Catalyst Fund 2018: Kennesaw State University

Submitting Organization: Kennesaw State University

Idea Title: Who Needs a Reference Librarian?

Idea Statement of Purpose: Study the information seeking behaviors of college students at R1-R3 universities using personal digital assistants apps / smart speakers supported by Apple/Siri, Amazon/Alexa, Google Assistant, and Samsung/Bixby.

Describe the problem, need, issue or challenge that will be addressed and how addressing it will benefit the LYRASIS community. Include, if relevant, references to any studies or reports that can further elucidate the issue, models from other fields, or existing work in related areas.

Many colleges and universities have conducted LibQual surveys of student/faculty use of libraries. Many of these studies indicate that students turn first and sometimes “only” to the internet and “Google” a question rather than interact with reference librarians and use vetted library databases. These information seeking behaviors have been studied and reported in the literature.

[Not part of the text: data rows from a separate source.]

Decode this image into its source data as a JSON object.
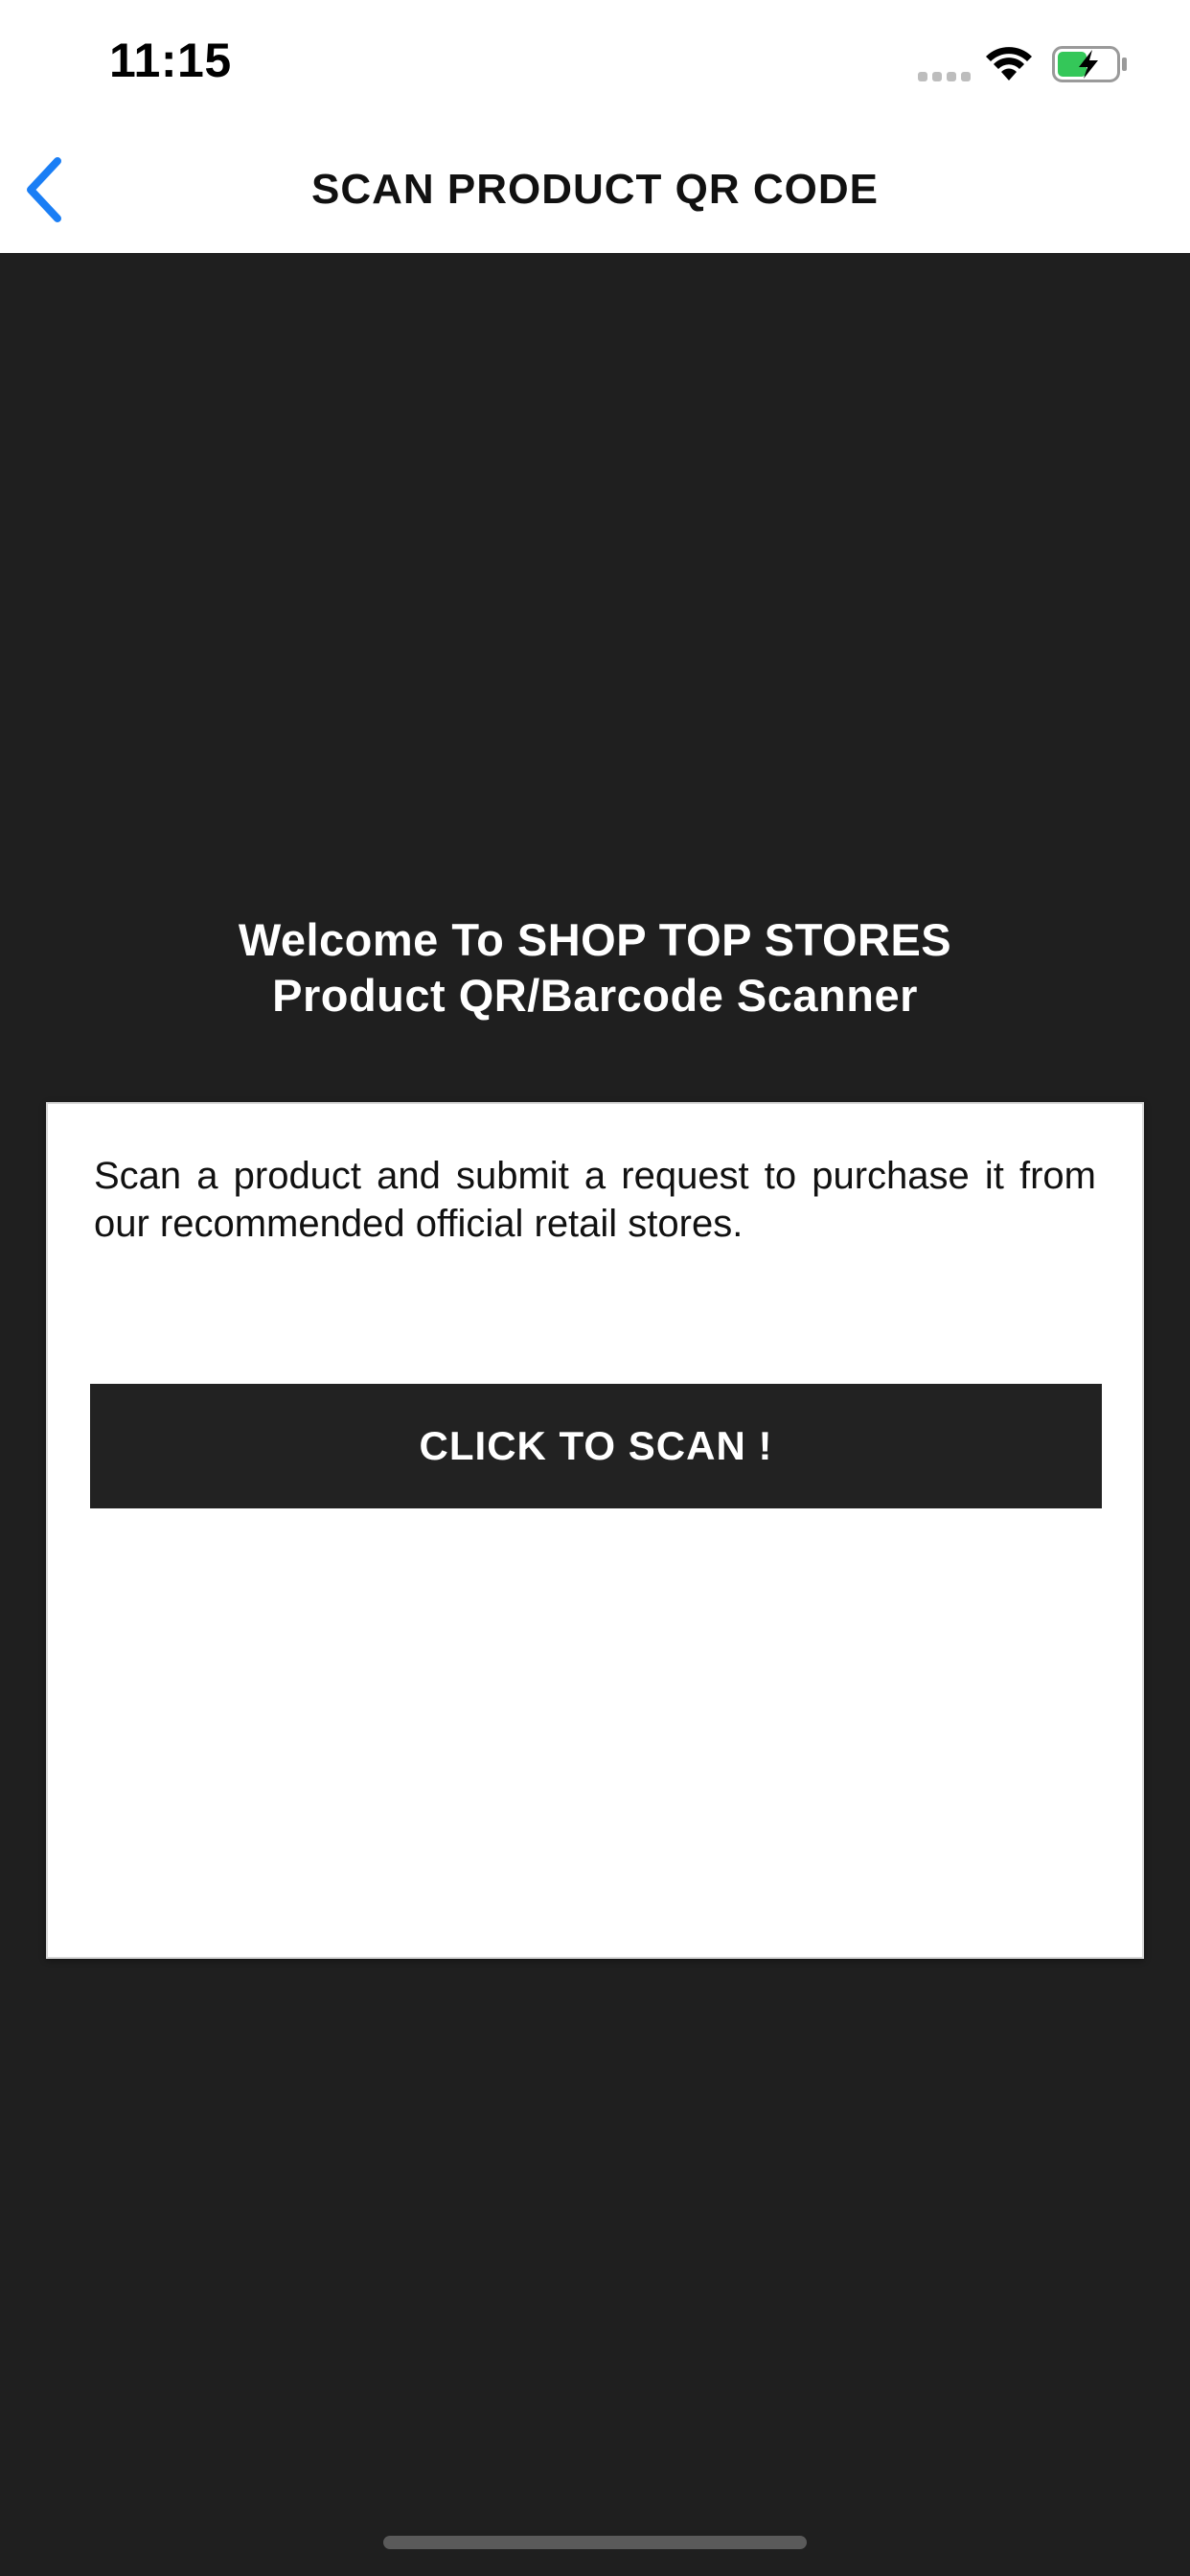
{
  "status_bar": {
    "time": "11:15",
    "icons": [
      "signal-dots-icon",
      "wifi-icon",
      "battery-charging-icon"
    ],
    "battery_color": "#34c759"
  },
  "nav": {
    "back_icon": "chevron-left-icon",
    "title": "SCAN PRODUCT QR CODE",
    "accent_color": "#007aff"
  },
  "main": {
    "welcome_line1": "Welcome To SHOP TOP STORES",
    "welcome_line2": "Product QR/Barcode Scanner",
    "card": {
      "description": "Scan a product and submit a request to purchase it from our recommended official retail stores.",
      "scan_button_label": "CLICK TO SCAN !"
    }
  }
}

It is reported in the business news that Apple will have 700 million installs of Siri beginning in the 2nd quarter of 2018. Amazon, Google, Apple, and Samsung are pouring millions of dollars into Artificial Intelligence to make their app/smart speaker THE platform that users turn to for answers. Each new update of these services shows vast improvements. A case in point is Google Translate. Overnight Translate quality improved. Object identification (facial ID, object ID, biometrics) and interaction with other apps are the next wave of improvements. AI is making immense in roads in medical, legal, transportation, and education to name just some areas. Adobe just announced it is working to integrate AI into Adobe Cloud.

By addressing these information seeking behaviors and how these apps/smart devices have changed the information seeking behaviors of students will benefit the LYRASIS community by altering Library Education in our graduate programs, help inform professional development of library faculty, help librarians deal with disruptive technology, bring librarians to the IT table as Higher Education begins to address ChatBOTS that will directly have an effect on course design, course management systems, and use of BIG DATA as it relates to student use of libraries and librarians.

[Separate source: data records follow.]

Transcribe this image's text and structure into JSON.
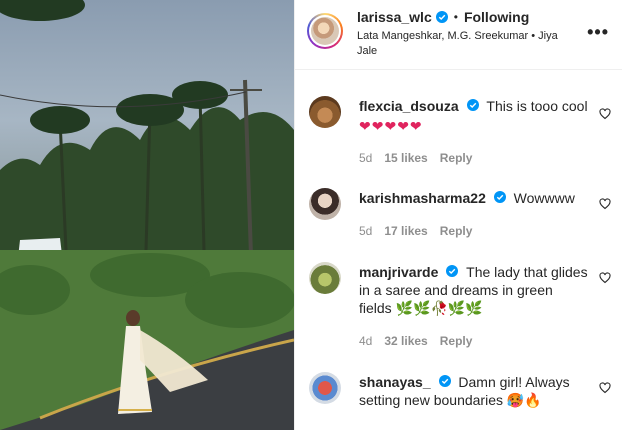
{
  "post": {
    "username": "larissa_wlc",
    "separator": "•",
    "follow_status": "Following",
    "audio": "Lata Mangeshkar, M.G. Sreekumar • Jiya Jale",
    "more_label": "•••"
  },
  "comments": [
    {
      "username": "flexcia_dsouza",
      "text": "This is tooo cool",
      "extra": "❤❤❤❤❤",
      "age": "5d",
      "likes": "15 likes",
      "reply": "Reply"
    },
    {
      "username": "karishmasharma22",
      "text": "Wowwww",
      "age": "5d",
      "likes": "17 likes",
      "reply": "Reply"
    },
    {
      "username": "manjrivarde",
      "text": "The lady that glides in a saree and dreams in green fields",
      "extra": "🌿🌿🥀🌿🌿",
      "age": "4d",
      "likes": "32 likes",
      "reply": "Reply"
    },
    {
      "username": "shanayas_",
      "text": "Damn girl! Always setting new boundaries",
      "extra": "🥵🔥",
      "age": "",
      "likes": "",
      "reply": ""
    }
  ],
  "colors": {
    "verified": "#0095f6",
    "text": "#262626",
    "muted": "#8e8e8e"
  },
  "icons": {
    "verified": "verified-badge-icon",
    "like": "heart-outline-icon",
    "more": "more-horizontal-icon"
  }
}
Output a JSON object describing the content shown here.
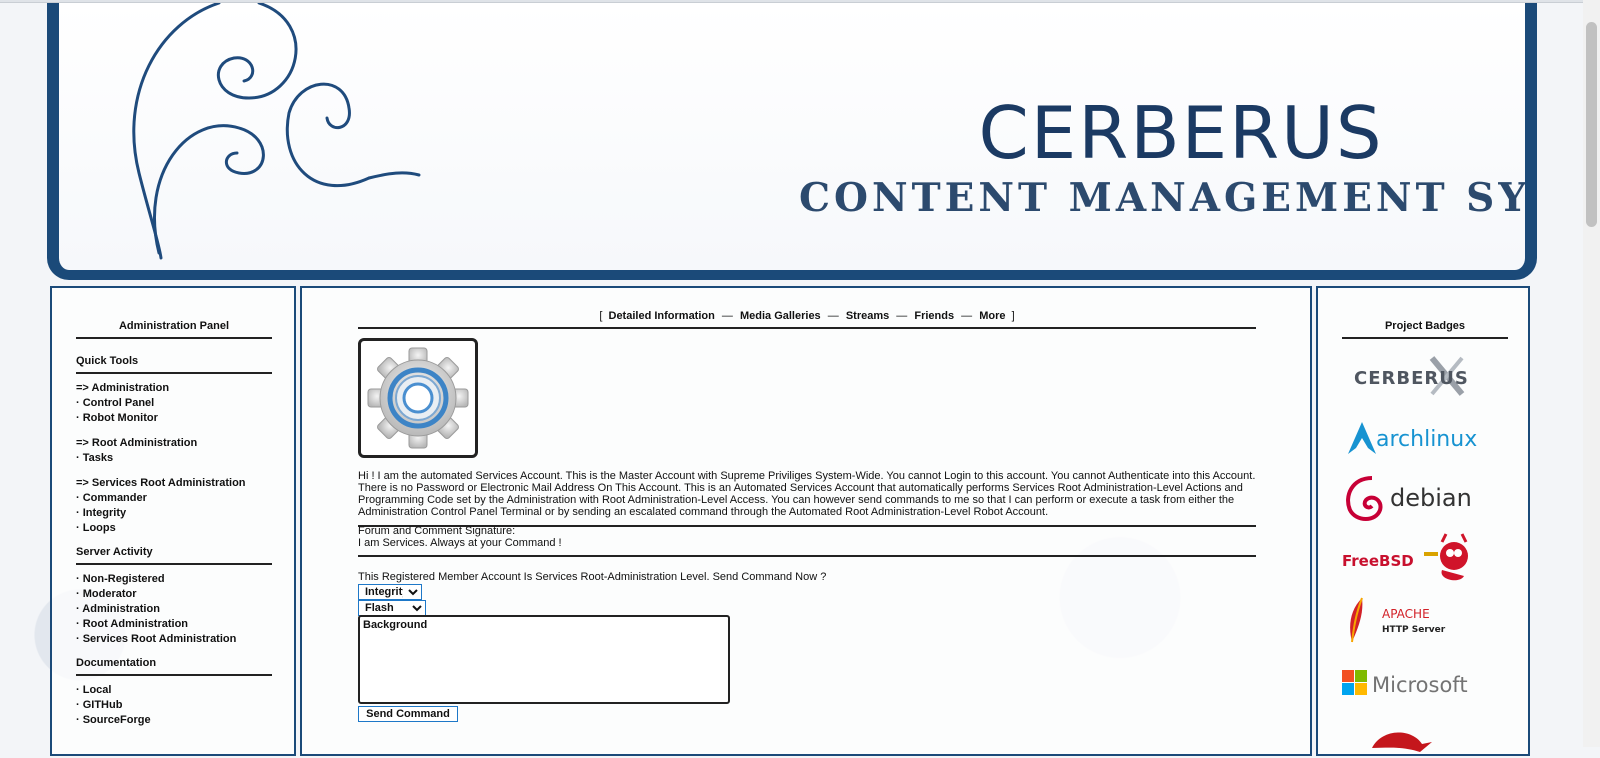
{
  "banner": {
    "title": "CERBERUS",
    "subtitle": "CONTENT MANAGEMENT SYSTEM"
  },
  "left": {
    "heading": "Administration Panel",
    "sections": [
      {
        "title": "Quick Tools",
        "items": [
          "=> Administration",
          "· Control Panel",
          "· Robot Monitor",
          "=> Root Administration",
          "· Tasks",
          "=> Services Root Administration",
          "· Commander",
          "· Integrity",
          "· Loops"
        ]
      },
      {
        "title": "Server Activity",
        "items": [
          "· Non-Registered",
          "· Moderator",
          "· Administration",
          "· Root Administration",
          "· Services Root Administration"
        ]
      },
      {
        "title": "Documentation",
        "items": [
          "· Local",
          "· GITHub",
          "· SourceForge"
        ]
      }
    ]
  },
  "center": {
    "tabs": {
      "open": "[",
      "close": "]",
      "separator": "—",
      "items": [
        "Detailed Information",
        "Media Galleries",
        "Streams",
        "Friends",
        "More"
      ]
    },
    "bio": "Hi ! I am the automated Services Account. This is the Master Account with Supreme Priviliges System-Wide. You cannot Login to this account. You cannot Authenticate into this Account. There is no Password or Electronic Mail Address On This Account. This is an Automated Services Account that automatically performs Services Root Administration-Level Actions and Programming Code set by the Administration with Root Administration-Level Access. You can however send commands to me so that I can perform or execute a task from either the Administration Control Panel Terminal or by sending an escalated command through the Automated Root Administration-Level Robot Account.",
    "signature_label": "Forum and Comment Signature:",
    "signature_text": "I am Services. Always at your Command !",
    "command_prompt": "This Registered Member Account Is Services Root-Administration Level. Send Command Now ?",
    "select_1": "Integrity",
    "select_2": "Flash",
    "textarea_value": "Background",
    "send_label": "Send Command"
  },
  "right": {
    "heading": "Project Badges",
    "badges": {
      "cerberus": "CERBERUS",
      "arch": "archlinux",
      "debian": "debian",
      "freebsd": "FreeBSD",
      "apache_1": "APACHE",
      "apache_2": "HTTP Server",
      "microsoft": "Microsoft"
    }
  },
  "colors": {
    "frame": "#1b4a79",
    "title": "#1b3a63",
    "focus": "#1e78c8"
  }
}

Are you interested in working with LYRASIS to further define the scope of work to test your idea?


If relevant, list other organizations, besides LYRASIS, that you recommend as potential partners in implementing the idea.

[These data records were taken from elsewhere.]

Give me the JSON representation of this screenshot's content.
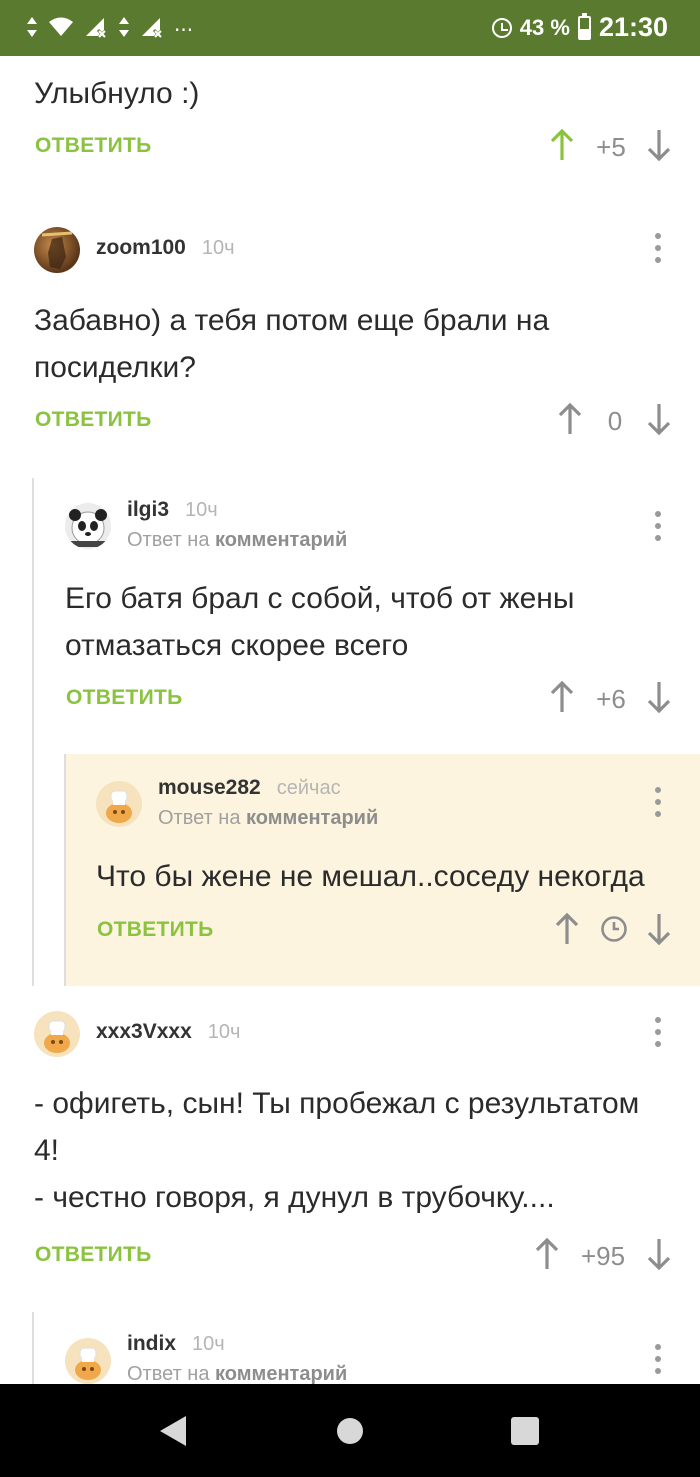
{
  "status_bar": {
    "left_icons": [
      "data-arrows-icon",
      "wifi-icon",
      "signal-x-icon",
      "data-arrows-icon",
      "signal-x-icon",
      "more-icon"
    ],
    "more": "···",
    "battery_percent": "43 %",
    "battery_level": 0.43,
    "time": "21:30"
  },
  "comments": [
    {
      "text": "Улыбнуло :)",
      "reply_label": "ОТВЕТИТЬ",
      "score": "+5",
      "upvoted": true
    },
    {
      "username": "zoom100",
      "time": "10ч",
      "text_lines": [
        "Забавно) а тебя потом еще брали на",
        "посиделки?"
      ],
      "reply_label": "ОТВЕТИТЬ",
      "score": "0"
    },
    {
      "username": "ilgi3",
      "time": "10ч",
      "reply_to_prefix": "Ответ на",
      "reply_to_target": "комментарий",
      "text_lines": [
        "Его батя брал с собой, чтоб от жены",
        "отмазаться скорее всего"
      ],
      "reply_label": "ОТВЕТИТЬ",
      "score": "+6"
    },
    {
      "username": "mouse282",
      "time": "сейчас",
      "reply_to_prefix": "Ответ на",
      "reply_to_target": "комментарий",
      "text_lines": [
        "Что бы жене не мешал..соседу некогда"
      ],
      "reply_label": "ОТВЕТИТЬ",
      "score_icon": "clock-icon",
      "highlighted": true
    },
    {
      "username": "xxx3Vxxx",
      "time": "10ч",
      "text_lines": [
        "- офигеть, сын! Ты пробежал с результатом",
        "4!",
        "- честно говоря, я дунул в трубочку...."
      ],
      "reply_label": "ОТВЕТИТЬ",
      "score": "+95"
    },
    {
      "username": "indix",
      "time": "10ч",
      "reply_to_prefix": "Ответ на",
      "reply_to_target": "комментарий"
    }
  ],
  "colors": {
    "status_bar": "#5a7a30",
    "reply_green": "#8ac33f",
    "highlight_bg": "#fcf4de",
    "nav_bar": "#000000"
  },
  "nav_bar": {
    "buttons": [
      "back-icon",
      "home-icon",
      "recents-icon"
    ]
  }
}
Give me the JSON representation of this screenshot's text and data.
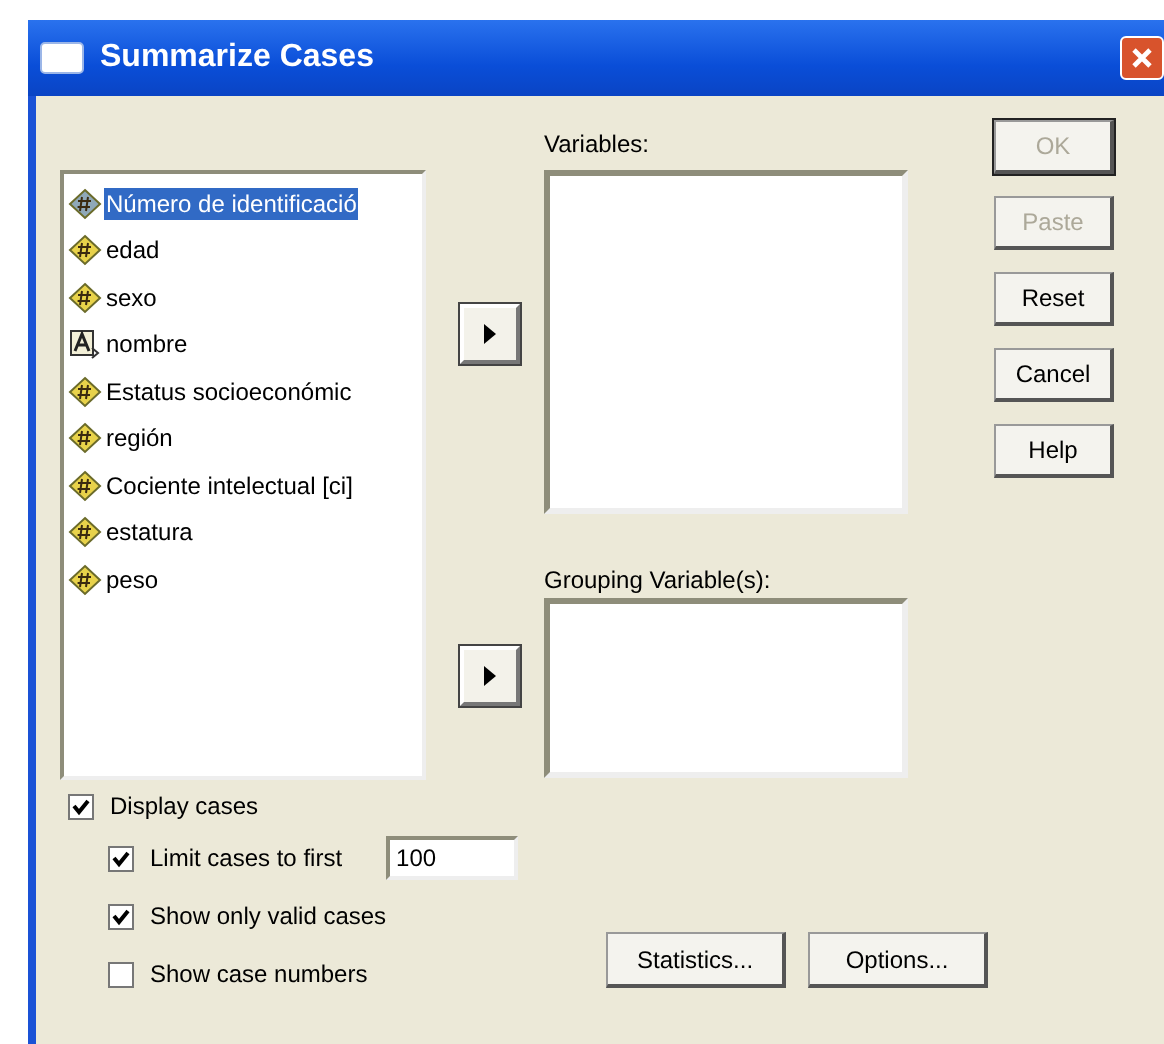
{
  "window": {
    "title": "Summarize Cases"
  },
  "source_list": {
    "items": [
      {
        "label": "Número de identificació",
        "kind": "numeric",
        "selected": true
      },
      {
        "label": "edad",
        "kind": "numeric",
        "selected": false
      },
      {
        "label": "sexo",
        "kind": "numeric",
        "selected": false
      },
      {
        "label": "nombre",
        "kind": "string",
        "selected": false
      },
      {
        "label": "Estatus socioeconómic",
        "kind": "numeric",
        "selected": false
      },
      {
        "label": "región",
        "kind": "numeric",
        "selected": false
      },
      {
        "label": "Cociente intelectual [ci]",
        "kind": "numeric",
        "selected": false
      },
      {
        "label": "estatura",
        "kind": "numeric",
        "selected": false
      },
      {
        "label": "peso",
        "kind": "numeric",
        "selected": false
      }
    ]
  },
  "variables": {
    "label": "Variables:"
  },
  "grouping": {
    "label": "Grouping Variable(s):"
  },
  "buttons": [
    {
      "label": "OK",
      "disabled": true,
      "default": true
    },
    {
      "label": "Paste",
      "disabled": true,
      "default": false
    },
    {
      "label": "Reset",
      "disabled": false,
      "default": false
    },
    {
      "label": "Cancel",
      "disabled": false,
      "default": false
    },
    {
      "label": "Help",
      "disabled": false,
      "default": false
    }
  ],
  "display_cases": {
    "label": "Display cases",
    "checked": true
  },
  "limit_cases": {
    "label": "Limit cases to first",
    "checked": true,
    "value": "100"
  },
  "valid_only": {
    "label": "Show only valid cases",
    "checked": true
  },
  "case_numbers": {
    "label": "Show case numbers",
    "checked": false
  },
  "bottom_buttons": [
    "Statistics...",
    "Options..."
  ]
}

We encourage constructive comments that would help define solutions to the issues raised by the ideas and/or provide context for how these ideas impact your organization.


  1. Emily Reiher says:

    It is important that LAMs and LIS programs continue to assess information seeking behavior as technology evolves. This study could be incredibly useful for a variety of different type of institutions, even if the primary focus is on university students.

  2. Sharla Lair says:

    This sounds very interesting. I’m curious why this would only be for R1-3 institutions. I would think this is an issue that expands all library types and sizes. I can see a second round of such a study. It could involve K-12 schools since information gathering habits start young. Library schools could get involved in round 1 or 2, as they can incorporate this kind of study into their curricula. Thanks for proposing this!

    • Dave says:

      Students at R1-R3 institutions carry with them in various settings about three devices (Smart phone(s), smart watches, and laptops/tablets. They are in and out of these devices every day and all day. In the K-12 environment there is much greater control over both students, there time, and classroom curriculum. I agree, this is and should be the first of many possible studies. Part of the outcome could help the graduate programs in Library Science inform and change their curriculum.